Young Kangaroo Needs Help From Teenager After Being Burnt In Bushfires

Since devastating bushfires began ravaging Australia, reams of heartbreaking photographs have illustrated the impact including this Young Kangaroo the blazes have had on the country and its wildlife.

Pictures taken in New South Wales show a badly burnt young kangaroo seeking help from a teenage boy, who doused the marsupial with water and gave it a bowl to drink from.

This helpless little animal got off lightly though, in the grand scheme of things.

Young Kangaroo

Young Kangaroo
The kangaroo is one of the countless animals harmed by the fires. Credit: © Matrix for Daily Mail Australia

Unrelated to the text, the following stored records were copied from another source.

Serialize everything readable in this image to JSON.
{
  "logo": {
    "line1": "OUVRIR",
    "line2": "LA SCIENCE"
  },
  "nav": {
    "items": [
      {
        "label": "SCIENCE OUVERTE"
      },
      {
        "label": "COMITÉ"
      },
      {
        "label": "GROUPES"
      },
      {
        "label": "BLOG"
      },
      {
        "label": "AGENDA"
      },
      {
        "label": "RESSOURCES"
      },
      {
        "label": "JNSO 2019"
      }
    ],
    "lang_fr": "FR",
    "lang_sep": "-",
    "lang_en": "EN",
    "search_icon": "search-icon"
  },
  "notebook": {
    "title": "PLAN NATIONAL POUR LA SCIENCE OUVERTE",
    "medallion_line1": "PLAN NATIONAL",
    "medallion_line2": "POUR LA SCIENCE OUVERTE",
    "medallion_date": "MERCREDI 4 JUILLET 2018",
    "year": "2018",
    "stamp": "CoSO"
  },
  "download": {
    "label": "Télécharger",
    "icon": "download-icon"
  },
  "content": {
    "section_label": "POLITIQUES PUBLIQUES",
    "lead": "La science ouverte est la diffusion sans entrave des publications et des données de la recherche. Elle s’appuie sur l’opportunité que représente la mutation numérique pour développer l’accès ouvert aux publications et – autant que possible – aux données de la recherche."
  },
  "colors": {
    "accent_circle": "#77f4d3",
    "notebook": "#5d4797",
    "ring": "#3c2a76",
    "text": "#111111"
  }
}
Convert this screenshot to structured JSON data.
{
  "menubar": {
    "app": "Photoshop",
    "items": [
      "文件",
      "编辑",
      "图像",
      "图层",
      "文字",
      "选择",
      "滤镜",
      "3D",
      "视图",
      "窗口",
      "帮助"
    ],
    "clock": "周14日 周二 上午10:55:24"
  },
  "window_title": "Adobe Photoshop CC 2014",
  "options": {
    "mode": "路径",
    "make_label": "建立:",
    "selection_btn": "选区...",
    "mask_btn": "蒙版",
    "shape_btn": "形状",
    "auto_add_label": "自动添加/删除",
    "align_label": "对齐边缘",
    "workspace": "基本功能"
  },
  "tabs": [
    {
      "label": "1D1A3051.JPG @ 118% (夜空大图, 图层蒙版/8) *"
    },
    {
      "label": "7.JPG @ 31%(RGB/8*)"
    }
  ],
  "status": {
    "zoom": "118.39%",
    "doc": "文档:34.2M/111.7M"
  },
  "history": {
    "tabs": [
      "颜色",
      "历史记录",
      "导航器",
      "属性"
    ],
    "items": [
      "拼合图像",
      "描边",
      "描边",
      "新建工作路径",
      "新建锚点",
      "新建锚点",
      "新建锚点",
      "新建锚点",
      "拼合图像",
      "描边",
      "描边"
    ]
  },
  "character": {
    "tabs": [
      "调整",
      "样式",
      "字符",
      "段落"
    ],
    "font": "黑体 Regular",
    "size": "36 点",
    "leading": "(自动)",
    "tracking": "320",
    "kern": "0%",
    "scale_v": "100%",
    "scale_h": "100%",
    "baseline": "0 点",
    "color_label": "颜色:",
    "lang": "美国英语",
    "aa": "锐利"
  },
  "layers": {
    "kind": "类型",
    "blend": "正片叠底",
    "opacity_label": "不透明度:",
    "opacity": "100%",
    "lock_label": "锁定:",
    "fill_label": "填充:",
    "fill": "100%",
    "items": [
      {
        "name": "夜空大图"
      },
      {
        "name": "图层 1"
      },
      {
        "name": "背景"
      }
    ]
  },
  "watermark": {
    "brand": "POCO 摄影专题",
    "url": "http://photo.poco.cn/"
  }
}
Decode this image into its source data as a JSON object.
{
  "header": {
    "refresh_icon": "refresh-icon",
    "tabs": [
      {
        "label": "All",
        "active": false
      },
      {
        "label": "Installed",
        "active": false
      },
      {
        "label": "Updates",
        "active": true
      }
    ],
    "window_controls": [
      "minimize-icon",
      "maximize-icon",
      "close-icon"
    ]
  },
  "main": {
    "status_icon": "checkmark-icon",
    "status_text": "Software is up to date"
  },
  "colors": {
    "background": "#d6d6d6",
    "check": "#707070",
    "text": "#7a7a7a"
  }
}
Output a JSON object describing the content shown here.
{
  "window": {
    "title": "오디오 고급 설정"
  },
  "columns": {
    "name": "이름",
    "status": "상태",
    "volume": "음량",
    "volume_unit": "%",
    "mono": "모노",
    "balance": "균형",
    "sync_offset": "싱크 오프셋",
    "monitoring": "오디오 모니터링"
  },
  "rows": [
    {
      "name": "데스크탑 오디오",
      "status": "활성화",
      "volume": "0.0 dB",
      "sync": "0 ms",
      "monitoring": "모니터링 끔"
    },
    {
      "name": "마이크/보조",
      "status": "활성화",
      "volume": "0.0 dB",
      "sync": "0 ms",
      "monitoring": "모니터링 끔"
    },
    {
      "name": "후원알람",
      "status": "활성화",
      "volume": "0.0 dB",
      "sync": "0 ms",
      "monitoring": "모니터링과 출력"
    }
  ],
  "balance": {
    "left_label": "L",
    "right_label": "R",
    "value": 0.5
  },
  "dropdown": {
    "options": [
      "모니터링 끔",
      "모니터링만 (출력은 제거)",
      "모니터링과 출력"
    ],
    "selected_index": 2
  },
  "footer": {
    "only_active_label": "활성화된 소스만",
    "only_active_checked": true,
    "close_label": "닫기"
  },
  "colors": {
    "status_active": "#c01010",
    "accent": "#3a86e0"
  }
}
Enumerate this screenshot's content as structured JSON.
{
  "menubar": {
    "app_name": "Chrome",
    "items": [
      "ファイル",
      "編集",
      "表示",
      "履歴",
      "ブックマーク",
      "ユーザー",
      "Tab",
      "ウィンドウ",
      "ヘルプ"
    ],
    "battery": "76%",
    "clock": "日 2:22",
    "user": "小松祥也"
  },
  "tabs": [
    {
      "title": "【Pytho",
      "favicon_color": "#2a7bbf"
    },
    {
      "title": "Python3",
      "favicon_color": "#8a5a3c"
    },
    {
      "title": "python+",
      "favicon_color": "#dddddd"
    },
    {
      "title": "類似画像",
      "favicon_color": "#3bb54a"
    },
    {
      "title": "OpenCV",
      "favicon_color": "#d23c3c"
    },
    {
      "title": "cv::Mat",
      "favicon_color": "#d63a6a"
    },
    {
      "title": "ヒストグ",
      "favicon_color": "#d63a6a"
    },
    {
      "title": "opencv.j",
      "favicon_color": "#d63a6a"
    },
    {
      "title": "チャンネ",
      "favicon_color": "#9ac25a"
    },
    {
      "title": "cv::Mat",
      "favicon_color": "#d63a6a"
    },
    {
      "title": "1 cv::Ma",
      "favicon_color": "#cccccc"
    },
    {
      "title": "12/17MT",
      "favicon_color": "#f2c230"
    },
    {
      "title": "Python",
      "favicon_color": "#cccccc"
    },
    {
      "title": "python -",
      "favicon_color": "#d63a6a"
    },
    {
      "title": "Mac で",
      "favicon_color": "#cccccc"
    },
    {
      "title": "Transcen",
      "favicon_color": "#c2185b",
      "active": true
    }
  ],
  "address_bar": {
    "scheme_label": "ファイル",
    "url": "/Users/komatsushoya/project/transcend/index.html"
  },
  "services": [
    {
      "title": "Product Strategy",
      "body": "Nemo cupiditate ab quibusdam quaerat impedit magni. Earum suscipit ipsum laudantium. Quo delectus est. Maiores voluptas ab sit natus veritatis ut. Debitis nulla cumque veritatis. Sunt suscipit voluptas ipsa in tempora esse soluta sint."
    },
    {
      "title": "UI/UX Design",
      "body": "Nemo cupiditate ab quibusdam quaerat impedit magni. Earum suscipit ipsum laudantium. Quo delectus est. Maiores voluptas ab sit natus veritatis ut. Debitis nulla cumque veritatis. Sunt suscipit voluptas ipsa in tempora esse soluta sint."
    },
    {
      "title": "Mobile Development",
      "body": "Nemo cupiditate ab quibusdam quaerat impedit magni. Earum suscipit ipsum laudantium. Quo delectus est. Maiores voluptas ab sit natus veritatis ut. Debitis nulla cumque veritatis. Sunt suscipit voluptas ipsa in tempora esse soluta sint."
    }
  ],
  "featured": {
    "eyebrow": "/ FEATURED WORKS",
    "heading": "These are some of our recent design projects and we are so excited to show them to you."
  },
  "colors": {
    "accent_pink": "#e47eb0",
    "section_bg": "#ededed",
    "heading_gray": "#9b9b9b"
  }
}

Earlier this week, ecologists from the University of Sydney estimated that around 480 million mammals, birds, and reptiles have died since September as a result of bushfires in the country.

Science for Wildlife executive director Dr Kellie Leigh told the New South Wales upper house inquiry: “We’re getting a lot of lessons out of this and it’s just showing how unprepared we are.

“There’s no procedures or protocols in place – even wildlife carers don’t have protocols for when they can go in after the fire.”

Many species have been affected in Australia – which is home to various indigenous fauna including kangaroos, koalas, wallabies, possums, wombats, and echidnas – but koalas are feared to be among the hardest hit, with an estimated 30 percent of just one koala colony on the country’s northeast coast thought to be lost.

Professor of conservation biology at the University of Sydney Mike Letnic told the Sydney Morning Herald: “With the climate being so dry at the moment, and the intensity of these fires, wet gully areas and so on that normally escape the worst of it have been burnt.

“Animals that typically survive in these patches that don’t burn can recolonize from these refuges, but there may be too few pathways to allow for effective recolonization. It will depend on how many refugees are left.”

A firefighter and a koala look on as Lobethal vineyard, to the west of Adelaide, burns. Credit: Eden Hills Fire Service/Facebook

Authorities confirmed on Saturday that those two people were killed on Kangaroo Island after flames appeared to overrun their vehicle – taking the total death toll from the current bushfires to 23. A further six people are missing in regions across New South Wales and Victoria.

Hundreds of thousands of people have been evacuated across the country, while 1,500 homes have already been destroyed by the fires.

New South Wales Transport Minister, Andrew Constance, compared the fires destroying the state to an ‘atomic bomb’.

Speaking to ABC, he said: “I’ve got to be honest with you, this isn’t a bushfire, it’s an atomic bomb.

“It’s indescribable the hell it’s caused and the devastation it’s caused.”

Featured Image Credit: © Matrix for Daily Mail Australia

Original Article: ladbible

Written by Ketrin Ulbrich

What do you think?


Leave a Reply

Your email address will not be published. Required fields are marked *



How did the Australian bushfires start?

There Is A Secret Graffiti-Covered Abandoned Bridge Hidden In North Florida